Photo manipulation is no big deal today, but before digital tools made it simple to make the impossible appear real it took a masterful artist. An exhibit at the Metropolitan Museum of Art is paying tribute to some of the incredible photo manipulations that predate Photoshop by years, decades, and in some cases more than a century. Above, an amusing manipulation from around 1930.
Early photo manipulations used a number of techniques to create their convincing effects. Some utilized multiple exposures, which is achieved by taking more than one photo on the same negative; others used collage or overpainting methods. Above, Henri Toulouse-Lautrec fills the roles of both artist and model in this 1892 photo.
Although the act of retouching and manipulating photos is routine today, in the early days of photography there was an entirely different meaning attached to the creation of these works of art. They each redefined the camera’s relationship to the world – one fascinating impossible photograph at a time. Above, a man juggles his own head in a photo from approximately 1880.
Many photo manipulation techniques actually started out as legitimate efforts to produce perfect images. Composite photos were utilized to combine the best aspects of multiple exposures, thereby eliminating trouble spots or imperfects. Above, a manipulated photo of Colorado Springs, Colorado from around 1913.
Besides depicting impossible feats, early photo manipulations also showed events which never actually happened. That may not seem very impressive in this age of extreme photo memes, but in 1930 this photo of a zeppelin docking on the Empire State Building was undoubtedly stunning.

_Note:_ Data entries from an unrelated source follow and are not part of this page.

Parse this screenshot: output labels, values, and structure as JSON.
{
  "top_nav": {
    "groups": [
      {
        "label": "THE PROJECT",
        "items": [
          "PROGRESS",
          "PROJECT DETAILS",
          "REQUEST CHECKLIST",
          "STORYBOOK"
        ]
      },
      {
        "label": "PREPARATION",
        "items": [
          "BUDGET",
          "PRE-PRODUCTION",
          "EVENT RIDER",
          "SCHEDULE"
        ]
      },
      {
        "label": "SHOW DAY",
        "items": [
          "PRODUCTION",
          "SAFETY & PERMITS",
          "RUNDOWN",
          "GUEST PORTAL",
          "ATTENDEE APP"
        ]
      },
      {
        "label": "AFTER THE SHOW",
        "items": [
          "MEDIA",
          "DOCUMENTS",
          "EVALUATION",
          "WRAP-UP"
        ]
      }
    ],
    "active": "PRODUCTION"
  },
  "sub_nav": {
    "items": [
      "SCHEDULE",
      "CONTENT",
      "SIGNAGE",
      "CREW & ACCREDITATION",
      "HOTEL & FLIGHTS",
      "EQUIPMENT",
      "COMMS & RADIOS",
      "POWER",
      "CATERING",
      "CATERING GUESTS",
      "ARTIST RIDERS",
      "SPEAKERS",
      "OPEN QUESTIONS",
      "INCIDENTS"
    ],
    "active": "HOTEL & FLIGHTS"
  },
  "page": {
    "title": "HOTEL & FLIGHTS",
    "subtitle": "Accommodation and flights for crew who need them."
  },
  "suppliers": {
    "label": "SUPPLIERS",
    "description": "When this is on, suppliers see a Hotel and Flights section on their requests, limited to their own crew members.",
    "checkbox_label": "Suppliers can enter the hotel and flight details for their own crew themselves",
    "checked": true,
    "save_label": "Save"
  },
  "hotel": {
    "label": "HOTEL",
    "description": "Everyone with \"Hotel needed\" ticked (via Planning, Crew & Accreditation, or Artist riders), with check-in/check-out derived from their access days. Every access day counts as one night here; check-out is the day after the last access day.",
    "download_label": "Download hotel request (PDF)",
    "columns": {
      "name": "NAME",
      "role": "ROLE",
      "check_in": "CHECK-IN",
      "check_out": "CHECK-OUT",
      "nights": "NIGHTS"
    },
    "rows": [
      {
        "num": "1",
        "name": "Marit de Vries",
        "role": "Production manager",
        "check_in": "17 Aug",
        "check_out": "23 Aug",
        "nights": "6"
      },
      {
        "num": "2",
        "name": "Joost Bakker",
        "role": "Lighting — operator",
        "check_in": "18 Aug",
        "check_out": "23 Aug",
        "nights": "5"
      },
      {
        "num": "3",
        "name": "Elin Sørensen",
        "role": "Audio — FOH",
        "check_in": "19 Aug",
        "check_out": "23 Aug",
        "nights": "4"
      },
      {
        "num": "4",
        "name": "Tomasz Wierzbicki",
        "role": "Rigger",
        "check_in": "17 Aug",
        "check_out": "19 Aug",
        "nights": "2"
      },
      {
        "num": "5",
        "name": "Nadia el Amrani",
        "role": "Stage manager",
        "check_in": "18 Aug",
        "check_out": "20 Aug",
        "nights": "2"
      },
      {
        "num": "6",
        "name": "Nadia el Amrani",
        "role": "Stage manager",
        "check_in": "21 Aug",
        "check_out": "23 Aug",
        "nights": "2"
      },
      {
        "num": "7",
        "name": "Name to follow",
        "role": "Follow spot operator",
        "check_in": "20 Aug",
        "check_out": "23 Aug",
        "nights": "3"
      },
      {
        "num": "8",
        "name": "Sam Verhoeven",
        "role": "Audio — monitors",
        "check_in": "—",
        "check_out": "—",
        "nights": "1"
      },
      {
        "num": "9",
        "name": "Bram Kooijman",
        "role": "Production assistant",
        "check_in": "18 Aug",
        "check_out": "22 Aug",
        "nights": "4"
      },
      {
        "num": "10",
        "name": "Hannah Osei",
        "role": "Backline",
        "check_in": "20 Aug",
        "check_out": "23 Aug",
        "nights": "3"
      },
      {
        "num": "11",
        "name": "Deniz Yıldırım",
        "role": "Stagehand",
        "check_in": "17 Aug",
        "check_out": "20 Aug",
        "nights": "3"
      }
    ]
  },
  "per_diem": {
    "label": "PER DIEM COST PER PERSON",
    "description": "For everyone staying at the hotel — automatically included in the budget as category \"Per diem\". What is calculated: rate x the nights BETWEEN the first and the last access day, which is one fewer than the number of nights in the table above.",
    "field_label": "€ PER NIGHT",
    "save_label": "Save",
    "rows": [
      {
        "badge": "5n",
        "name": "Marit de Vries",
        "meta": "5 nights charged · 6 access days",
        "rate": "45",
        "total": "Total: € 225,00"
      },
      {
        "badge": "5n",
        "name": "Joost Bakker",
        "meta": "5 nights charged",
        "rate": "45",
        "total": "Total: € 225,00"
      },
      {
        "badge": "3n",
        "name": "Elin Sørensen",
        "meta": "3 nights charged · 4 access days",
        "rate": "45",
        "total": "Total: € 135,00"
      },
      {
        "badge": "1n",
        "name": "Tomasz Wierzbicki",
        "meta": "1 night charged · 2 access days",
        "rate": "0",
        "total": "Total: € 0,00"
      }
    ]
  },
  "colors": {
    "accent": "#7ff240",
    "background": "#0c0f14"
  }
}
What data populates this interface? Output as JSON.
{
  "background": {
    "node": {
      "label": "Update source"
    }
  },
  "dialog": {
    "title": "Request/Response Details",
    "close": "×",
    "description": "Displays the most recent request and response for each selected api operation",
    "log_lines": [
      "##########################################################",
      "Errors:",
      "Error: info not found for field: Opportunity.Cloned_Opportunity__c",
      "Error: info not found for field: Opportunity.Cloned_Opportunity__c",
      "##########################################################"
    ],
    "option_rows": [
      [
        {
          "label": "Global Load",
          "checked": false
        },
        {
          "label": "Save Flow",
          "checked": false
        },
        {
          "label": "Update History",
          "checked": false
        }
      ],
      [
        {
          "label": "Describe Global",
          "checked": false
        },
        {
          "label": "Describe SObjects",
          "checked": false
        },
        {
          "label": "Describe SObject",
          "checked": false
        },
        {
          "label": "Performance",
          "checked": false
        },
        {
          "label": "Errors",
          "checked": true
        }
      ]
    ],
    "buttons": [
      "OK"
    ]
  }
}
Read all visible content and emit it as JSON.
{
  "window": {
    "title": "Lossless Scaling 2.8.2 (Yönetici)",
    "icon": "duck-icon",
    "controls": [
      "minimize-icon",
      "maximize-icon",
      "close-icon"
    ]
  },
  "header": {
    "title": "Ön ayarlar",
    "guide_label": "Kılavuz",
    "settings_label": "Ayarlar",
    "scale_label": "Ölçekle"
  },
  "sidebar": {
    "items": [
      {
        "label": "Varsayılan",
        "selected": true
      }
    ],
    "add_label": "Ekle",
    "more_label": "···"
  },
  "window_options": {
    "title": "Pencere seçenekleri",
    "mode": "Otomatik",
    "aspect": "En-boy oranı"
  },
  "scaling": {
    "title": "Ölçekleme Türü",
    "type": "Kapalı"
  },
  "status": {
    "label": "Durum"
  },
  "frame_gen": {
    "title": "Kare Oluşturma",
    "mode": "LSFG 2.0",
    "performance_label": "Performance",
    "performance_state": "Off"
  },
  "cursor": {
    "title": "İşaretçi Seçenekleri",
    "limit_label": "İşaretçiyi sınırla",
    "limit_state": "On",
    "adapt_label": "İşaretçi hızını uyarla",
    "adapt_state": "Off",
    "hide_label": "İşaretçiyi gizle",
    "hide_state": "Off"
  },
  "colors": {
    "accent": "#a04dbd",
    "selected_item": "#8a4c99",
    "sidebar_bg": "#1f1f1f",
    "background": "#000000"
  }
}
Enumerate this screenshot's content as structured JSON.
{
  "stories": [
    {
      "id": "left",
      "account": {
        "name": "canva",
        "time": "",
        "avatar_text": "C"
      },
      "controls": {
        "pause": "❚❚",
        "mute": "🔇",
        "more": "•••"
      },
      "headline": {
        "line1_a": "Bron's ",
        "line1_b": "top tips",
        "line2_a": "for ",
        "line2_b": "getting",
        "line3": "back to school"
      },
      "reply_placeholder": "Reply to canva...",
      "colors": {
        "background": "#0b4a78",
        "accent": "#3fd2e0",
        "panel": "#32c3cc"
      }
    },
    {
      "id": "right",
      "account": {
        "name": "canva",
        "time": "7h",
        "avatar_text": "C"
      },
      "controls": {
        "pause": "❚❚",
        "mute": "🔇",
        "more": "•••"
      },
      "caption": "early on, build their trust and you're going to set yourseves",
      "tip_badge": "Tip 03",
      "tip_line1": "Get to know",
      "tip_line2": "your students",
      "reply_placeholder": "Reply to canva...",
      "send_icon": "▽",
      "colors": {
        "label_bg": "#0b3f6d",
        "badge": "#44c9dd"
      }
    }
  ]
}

Of course, just like today, some of the earliest photo manipulations were meant to do nothing more than to entertain viewers. This slightly creepy 1930 photo doesn’t seem to have much of a message, but it sure is impressive. Faking It: Manipulated Photography Before Photoshop runs from October 11, 2012 to January 27, 2013.